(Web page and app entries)
--------------------
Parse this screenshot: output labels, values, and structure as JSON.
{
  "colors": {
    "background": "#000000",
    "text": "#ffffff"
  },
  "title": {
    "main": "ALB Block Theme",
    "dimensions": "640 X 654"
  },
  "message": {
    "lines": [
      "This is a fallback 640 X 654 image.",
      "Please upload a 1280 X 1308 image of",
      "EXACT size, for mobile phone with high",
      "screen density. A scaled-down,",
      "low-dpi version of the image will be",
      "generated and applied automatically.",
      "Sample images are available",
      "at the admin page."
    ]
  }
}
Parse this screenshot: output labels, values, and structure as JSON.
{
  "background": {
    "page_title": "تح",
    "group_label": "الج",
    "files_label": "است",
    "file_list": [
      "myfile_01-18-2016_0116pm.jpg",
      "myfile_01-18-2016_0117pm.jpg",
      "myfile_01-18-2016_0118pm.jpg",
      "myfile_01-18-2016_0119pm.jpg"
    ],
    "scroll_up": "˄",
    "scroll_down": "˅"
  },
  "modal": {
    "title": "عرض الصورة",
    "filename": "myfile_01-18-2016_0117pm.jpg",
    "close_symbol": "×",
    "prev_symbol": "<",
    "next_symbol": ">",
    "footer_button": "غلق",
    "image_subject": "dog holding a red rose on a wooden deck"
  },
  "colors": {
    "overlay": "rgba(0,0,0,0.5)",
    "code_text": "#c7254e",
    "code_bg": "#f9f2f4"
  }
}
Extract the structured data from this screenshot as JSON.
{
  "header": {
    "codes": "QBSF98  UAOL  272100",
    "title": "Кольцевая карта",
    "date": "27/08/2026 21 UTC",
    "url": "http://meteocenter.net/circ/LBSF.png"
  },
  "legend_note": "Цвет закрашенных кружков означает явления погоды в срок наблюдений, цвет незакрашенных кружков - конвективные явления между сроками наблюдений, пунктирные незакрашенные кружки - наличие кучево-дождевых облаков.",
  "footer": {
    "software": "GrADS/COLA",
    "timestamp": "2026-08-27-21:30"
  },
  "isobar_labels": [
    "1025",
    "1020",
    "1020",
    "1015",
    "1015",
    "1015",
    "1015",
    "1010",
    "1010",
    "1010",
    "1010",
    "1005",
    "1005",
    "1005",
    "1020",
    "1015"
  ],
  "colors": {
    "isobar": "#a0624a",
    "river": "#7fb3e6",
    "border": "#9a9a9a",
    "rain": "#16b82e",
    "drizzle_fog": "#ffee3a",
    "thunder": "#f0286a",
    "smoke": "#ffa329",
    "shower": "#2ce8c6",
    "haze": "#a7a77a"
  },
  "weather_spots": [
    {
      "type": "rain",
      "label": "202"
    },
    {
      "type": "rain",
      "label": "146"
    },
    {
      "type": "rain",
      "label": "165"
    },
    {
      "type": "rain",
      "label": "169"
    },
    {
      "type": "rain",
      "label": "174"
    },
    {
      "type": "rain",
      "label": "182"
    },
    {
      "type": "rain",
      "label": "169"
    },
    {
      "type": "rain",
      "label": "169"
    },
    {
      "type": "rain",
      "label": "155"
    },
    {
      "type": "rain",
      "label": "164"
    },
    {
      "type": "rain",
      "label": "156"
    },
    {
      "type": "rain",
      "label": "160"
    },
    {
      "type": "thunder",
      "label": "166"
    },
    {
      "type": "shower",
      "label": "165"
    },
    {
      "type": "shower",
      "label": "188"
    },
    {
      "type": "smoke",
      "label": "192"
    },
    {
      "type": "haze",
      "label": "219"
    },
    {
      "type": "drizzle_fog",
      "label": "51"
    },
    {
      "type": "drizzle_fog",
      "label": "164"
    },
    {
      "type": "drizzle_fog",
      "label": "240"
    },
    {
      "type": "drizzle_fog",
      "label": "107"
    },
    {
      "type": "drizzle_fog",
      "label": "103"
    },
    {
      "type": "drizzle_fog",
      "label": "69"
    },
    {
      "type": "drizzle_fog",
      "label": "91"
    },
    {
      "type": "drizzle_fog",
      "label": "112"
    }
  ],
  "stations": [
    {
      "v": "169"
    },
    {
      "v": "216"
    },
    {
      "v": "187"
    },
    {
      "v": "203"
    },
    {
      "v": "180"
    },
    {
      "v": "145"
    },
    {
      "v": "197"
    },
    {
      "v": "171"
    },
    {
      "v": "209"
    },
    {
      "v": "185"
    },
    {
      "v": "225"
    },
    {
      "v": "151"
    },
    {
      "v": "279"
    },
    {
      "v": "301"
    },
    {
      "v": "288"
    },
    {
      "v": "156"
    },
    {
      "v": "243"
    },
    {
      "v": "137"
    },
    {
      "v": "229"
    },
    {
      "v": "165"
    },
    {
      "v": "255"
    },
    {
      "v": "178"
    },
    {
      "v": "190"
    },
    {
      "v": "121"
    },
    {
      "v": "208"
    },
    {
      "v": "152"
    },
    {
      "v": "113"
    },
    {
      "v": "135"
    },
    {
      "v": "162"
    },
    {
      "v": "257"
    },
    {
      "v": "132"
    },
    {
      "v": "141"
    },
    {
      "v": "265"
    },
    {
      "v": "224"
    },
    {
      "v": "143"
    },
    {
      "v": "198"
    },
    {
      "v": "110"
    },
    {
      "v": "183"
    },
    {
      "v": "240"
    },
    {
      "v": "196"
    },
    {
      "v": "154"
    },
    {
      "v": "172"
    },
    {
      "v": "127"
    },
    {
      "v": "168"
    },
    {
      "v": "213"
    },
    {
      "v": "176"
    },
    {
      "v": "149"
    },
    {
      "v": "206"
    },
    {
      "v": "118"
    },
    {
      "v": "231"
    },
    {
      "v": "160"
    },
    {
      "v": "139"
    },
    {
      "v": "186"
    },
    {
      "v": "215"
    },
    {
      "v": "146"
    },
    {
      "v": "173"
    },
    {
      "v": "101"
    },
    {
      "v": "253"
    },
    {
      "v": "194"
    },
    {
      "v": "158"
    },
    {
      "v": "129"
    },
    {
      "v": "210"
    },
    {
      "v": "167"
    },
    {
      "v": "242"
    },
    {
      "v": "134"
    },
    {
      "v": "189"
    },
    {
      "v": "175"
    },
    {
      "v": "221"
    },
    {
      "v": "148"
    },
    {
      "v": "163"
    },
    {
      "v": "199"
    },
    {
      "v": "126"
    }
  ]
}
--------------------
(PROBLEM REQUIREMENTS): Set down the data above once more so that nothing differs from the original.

(RESULT BELOW):
Parse this screenshot: output labels, values, and structure as JSON.
{
  "colors": {
    "background": "#000000",
    "text": "#ffffff"
  },
  "title": {
    "main": "ALB Block Theme",
    "dimensions": "640 X 654"
  },
  "message": {
    "lines": [
      "This is a fallback 640 X 654 image.",
      "Please upload a 1280 X 1308 image of",
      "EXACT size, for mobile phone with high",
      "screen density. A scaled-down,",
      "low-dpi version of the image will be",
      "generated and applied automatically.",
      "Sample images are available",
      "at the admin page."
    ]
  }
}
Parse this screenshot: output labels, values, and structure as JSON.
{
  "background": {
    "page_title": "تح",
    "group_label": "الج",
    "files_label": "است",
    "file_list": [
      "myfile_01-18-2016_0116pm.jpg",
      "myfile_01-18-2016_0117pm.jpg",
      "myfile_01-18-2016_0118pm.jpg",
      "myfile_01-18-2016_0119pm.jpg"
    ],
    "scroll_up": "˄",
    "scroll_down": "˅"
  },
  "modal": {
    "title": "عرض الصورة",
    "filename": "myfile_01-18-2016_0117pm.jpg",
    "close_symbol": "×",
    "prev_symbol": "<",
    "next_symbol": ">",
    "footer_button": "غلق",
    "image_subject": "dog holding a red rose on a wooden deck"
  },
  "colors": {
    "overlay": "rgba(0,0,0,0.5)",
    "code_text": "#c7254e",
    "code_bg": "#f9f2f4"
  }
}
Extract the structured data from this screenshot as JSON.
{
  "header": {
    "codes": "QBSF98  UAOL  272100",
    "title": "Кольцевая карта",
    "date": "27/08/2026 21 UTC",
    "url": "http://meteocenter.net/circ/LBSF.png"
  },
  "legend_note": "Цвет закрашенных кружков означает явления погоды в срок наблюдений, цвет незакрашенных кружков - конвективные явления между сроками наблюдений, пунктирные незакрашенные кружки - наличие кучево-дождевых облаков.",
  "footer": {
    "software": "GrADS/COLA",
    "timestamp": "2026-08-27-21:30"
  },
  "isobar_labels": [
    "1025",
    "1020",
    "1020",
    "1015",
    "1015",
    "1015",
    "1015",
    "1010",
    "1010",
    "1010",
    "1010",
    "1005",
    "1005",
    "1005",
    "1020",
    "1015"
  ],
  "colors": {
    "isobar": "#a0624a",
    "river": "#7fb3e6",
    "border": "#9a9a9a",
    "rain": "#16b82e",
    "drizzle_fog": "#ffee3a",
    "thunder": "#f0286a",
    "smoke": "#ffa329",
    "shower": "#2ce8c6",
    "haze": "#a7a77a"
  },
  "weather_spots": [
    {
      "type": "rain",
      "label": "202"
    },
    {
      "type": "rain",
      "label": "146"
    },
    {
      "type": "rain",
      "label": "165"
    },
    {
      "type": "rain",
      "label": "169"
    },
    {
      "type": "rain",
      "label": "174"
    },
    {
      "type": "rain",
      "label": "182"
    },
    {
      "type": "rain",
      "label": "169"
    },
    {
      "type": "rain",
      "label": "169"
    },
    {
      "type": "rain",
      "label": "155"
    },
    {
      "type": "rain",
      "label": "164"
    },
    {
      "type": "rain",
      "label": "156"
    },
    {
      "type": "rain",
      "label": "160"
    },
    {
      "type": "thunder",
      "label": "166"
    },
    {
      "type": "shower",
      "label": "165"
    },
    {
      "type": "shower",
      "label": "188"
    },
    {
      "type": "smoke",
      "label": "192"
    },
    {
      "type": "haze",
      "label": "219"
    },
    {
      "type": "drizzle_fog",
      "label": "51"
    },
    {
      "type": "drizzle_fog",
      "label": "164"
    },
    {
      "type": "drizzle_fog",
      "label": "240"
    },
    {
      "type": "drizzle_fog",
      "label": "107"
    },
    {
      "type": "drizzle_fog",
      "label": "103"
    },
    {
      "type": "drizzle_fog",
      "label": "69"
    },
    {
      "type": "drizzle_fog",
      "label": "91"
    },
    {
      "type": "drizzle_fog",
      "label": "112"
    }
  ],
  "stations": [
    {
      "v": "169"
    },
    {
      "v": "216"
    },
    {
      "v": "187"
    },
    {
      "v": "203"
    },
    {
      "v": "180"
    },
    {
      "v": "145"
    },
    {
      "v": "197"
    },
    {
      "v": "171"
    },
    {
      "v": "209"
    },
    {
      "v": "185"
    },
    {
      "v": "225"
    },
    {
      "v": "151"
    },
    {
      "v": "279"
    },
    {
      "v": "301"
    },
    {
      "v": "288"
    },
    {
      "v": "156"
    },
    {
      "v": "243"
    },
    {
      "v": "137"
    },
    {
      "v": "229"
    },
    {
      "v": "165"
    },
    {
      "v": "255"
    },
    {
      "v": "178"
    },
    {
      "v": "190"
    },
    {
      "v": "121"
    },
    {
      "v": "208"
    },
    {
      "v": "152"
    },
    {
      "v": "113"
    },
    {
      "v": "135"
    },
    {
      "v": "162"
    },
    {
      "v": "257"
    },
    {
      "v": "132"
    },
    {
      "v": "141"
    },
    {
      "v": "265"
    },
    {
      "v": "224"
    },
    {
      "v": "143"
    },
    {
      "v": "198"
    },
    {
      "v": "110"
    },
    {
      "v": "183"
    },
    {
      "v": "240"
    },
    {
      "v": "196"
    },
    {
      "v": "154"
    },
    {
      "v": "172"
    },
    {
      "v": "127"
    },
    {
      "v": "168"
    },
    {
      "v": "213"
    },
    {
      "v": "176"
    },
    {
      "v": "149"
    },
    {
      "v": "206"
    },
    {
      "v": "118"
    },
    {
      "v": "231"
    },
    {
      "v": "160"
    },
    {
      "v": "139"
    },
    {
      "v": "186"
    },
    {
      "v": "215"
    },
    {
      "v": "146"
    },
    {
      "v": "173"
    },
    {
      "v": "101"
    },
    {
      "v": "253"
    },
    {
      "v": "194"
    },
    {
      "v": "158"
    },
    {
      "v": "129"
    },
    {
      "v": "210"
    },
    {
      "v": "167"
    },
    {
      "v": "242"
    },
    {
      "v": "134"
    },
    {
      "v": "189"
    },
    {
      "v": "175"
    },
    {
      "v": "221"
    },
    {
      "v": "148"
    },
    {
      "v": "163"
    },
    {
      "v": "199"
    },
    {
      "v": "126"
    }
  ]
}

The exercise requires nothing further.